* _The task_: Scan the data, and whenever a line contains "status", copy it.

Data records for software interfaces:
● ● ● ●
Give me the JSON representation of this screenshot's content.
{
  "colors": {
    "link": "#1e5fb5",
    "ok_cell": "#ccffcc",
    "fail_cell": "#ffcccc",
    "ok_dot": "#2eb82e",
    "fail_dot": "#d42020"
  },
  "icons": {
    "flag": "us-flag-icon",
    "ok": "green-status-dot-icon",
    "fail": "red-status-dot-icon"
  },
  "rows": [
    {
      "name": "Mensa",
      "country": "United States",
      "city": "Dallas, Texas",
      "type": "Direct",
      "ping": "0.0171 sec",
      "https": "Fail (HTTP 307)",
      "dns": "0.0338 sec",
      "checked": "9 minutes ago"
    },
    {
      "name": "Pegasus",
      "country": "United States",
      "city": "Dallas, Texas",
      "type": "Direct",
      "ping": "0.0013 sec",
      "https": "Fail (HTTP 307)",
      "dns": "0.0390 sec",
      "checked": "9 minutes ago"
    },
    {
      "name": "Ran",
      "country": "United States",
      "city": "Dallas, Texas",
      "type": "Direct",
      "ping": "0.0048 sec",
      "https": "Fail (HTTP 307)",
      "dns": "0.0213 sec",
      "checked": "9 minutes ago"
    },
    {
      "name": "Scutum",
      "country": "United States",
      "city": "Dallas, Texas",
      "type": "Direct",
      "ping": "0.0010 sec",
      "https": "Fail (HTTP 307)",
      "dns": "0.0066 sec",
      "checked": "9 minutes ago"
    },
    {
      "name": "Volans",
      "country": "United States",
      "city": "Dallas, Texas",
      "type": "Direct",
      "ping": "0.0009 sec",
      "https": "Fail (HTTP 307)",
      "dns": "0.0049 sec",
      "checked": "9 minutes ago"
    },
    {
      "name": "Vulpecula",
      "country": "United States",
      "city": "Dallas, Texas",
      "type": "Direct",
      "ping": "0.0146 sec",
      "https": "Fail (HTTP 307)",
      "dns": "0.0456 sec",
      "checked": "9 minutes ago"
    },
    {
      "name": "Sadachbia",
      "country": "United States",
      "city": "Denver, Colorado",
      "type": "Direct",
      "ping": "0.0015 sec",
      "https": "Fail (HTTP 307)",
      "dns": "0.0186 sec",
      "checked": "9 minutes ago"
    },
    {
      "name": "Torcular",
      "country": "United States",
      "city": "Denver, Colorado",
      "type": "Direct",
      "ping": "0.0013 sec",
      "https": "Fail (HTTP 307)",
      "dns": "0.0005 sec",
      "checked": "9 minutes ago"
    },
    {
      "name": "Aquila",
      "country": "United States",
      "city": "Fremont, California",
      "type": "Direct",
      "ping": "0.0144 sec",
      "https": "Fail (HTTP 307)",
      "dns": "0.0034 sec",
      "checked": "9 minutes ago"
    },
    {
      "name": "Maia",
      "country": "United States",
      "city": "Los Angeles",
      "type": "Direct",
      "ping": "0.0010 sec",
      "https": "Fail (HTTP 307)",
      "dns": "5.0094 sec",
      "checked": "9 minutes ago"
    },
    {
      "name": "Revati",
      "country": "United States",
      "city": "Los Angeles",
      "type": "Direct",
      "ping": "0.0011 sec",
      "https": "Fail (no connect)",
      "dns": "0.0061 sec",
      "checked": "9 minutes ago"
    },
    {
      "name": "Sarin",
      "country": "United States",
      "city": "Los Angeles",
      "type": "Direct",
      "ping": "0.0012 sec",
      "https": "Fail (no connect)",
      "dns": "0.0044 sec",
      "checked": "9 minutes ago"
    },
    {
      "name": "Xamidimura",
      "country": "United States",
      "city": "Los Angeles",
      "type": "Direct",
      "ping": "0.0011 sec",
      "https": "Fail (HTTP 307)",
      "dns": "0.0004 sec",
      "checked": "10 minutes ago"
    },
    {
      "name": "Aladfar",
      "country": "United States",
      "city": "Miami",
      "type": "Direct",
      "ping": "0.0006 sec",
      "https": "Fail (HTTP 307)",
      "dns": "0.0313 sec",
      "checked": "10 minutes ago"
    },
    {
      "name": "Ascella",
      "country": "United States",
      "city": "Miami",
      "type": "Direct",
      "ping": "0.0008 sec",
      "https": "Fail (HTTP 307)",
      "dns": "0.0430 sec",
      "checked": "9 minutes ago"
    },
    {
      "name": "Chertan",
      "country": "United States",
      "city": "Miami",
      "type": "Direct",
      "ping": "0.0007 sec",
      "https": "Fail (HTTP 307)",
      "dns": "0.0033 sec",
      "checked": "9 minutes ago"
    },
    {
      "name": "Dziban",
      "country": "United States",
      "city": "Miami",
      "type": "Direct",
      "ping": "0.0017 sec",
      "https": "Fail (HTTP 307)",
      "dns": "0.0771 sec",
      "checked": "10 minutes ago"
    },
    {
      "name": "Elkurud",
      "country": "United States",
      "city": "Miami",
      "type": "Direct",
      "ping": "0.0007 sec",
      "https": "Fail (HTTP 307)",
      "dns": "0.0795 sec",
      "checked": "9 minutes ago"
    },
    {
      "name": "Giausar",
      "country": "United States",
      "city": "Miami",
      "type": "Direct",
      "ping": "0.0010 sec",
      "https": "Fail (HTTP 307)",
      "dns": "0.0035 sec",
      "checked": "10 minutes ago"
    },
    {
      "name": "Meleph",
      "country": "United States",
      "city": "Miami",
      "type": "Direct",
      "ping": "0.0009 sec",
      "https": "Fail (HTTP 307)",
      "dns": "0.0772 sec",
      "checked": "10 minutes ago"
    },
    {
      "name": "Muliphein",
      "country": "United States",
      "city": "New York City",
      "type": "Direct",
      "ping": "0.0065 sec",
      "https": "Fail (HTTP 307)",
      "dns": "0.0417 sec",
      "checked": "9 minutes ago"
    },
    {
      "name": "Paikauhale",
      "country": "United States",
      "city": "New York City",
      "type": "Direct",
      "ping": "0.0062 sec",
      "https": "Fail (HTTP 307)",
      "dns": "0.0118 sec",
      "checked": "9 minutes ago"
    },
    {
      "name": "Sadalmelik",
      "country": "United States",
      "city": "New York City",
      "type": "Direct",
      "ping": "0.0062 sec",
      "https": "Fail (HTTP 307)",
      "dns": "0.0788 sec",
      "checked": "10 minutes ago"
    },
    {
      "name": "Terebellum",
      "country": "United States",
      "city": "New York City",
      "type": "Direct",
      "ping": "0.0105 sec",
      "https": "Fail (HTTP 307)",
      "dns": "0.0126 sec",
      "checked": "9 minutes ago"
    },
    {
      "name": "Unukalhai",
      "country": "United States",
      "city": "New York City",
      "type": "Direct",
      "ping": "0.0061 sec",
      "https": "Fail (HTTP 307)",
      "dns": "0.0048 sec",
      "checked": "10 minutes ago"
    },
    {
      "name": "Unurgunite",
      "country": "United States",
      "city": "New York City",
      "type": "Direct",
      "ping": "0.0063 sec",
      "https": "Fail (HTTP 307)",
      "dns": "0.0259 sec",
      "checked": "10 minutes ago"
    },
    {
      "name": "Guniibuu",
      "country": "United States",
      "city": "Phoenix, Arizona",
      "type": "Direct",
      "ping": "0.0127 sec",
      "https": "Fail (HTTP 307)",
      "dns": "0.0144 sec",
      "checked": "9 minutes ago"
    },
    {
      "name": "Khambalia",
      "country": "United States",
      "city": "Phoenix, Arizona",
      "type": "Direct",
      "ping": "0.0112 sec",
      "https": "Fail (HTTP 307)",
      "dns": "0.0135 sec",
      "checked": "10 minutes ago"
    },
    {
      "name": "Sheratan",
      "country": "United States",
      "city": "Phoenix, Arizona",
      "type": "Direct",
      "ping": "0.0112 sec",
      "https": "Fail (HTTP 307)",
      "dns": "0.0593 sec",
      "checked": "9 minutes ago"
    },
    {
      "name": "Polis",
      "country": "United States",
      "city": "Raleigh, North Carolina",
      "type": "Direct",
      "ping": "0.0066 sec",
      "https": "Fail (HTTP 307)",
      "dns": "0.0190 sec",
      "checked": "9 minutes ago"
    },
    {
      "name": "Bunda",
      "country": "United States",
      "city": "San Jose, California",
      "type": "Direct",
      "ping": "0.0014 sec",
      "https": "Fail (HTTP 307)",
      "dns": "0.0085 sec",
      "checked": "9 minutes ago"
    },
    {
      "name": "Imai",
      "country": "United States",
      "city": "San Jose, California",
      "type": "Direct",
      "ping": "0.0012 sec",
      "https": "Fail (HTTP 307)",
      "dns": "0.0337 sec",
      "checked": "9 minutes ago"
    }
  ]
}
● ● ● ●
* _Exercise response_:
    "ok": "green-status-dot-icon",
    "fail": "red-status-dot-icon"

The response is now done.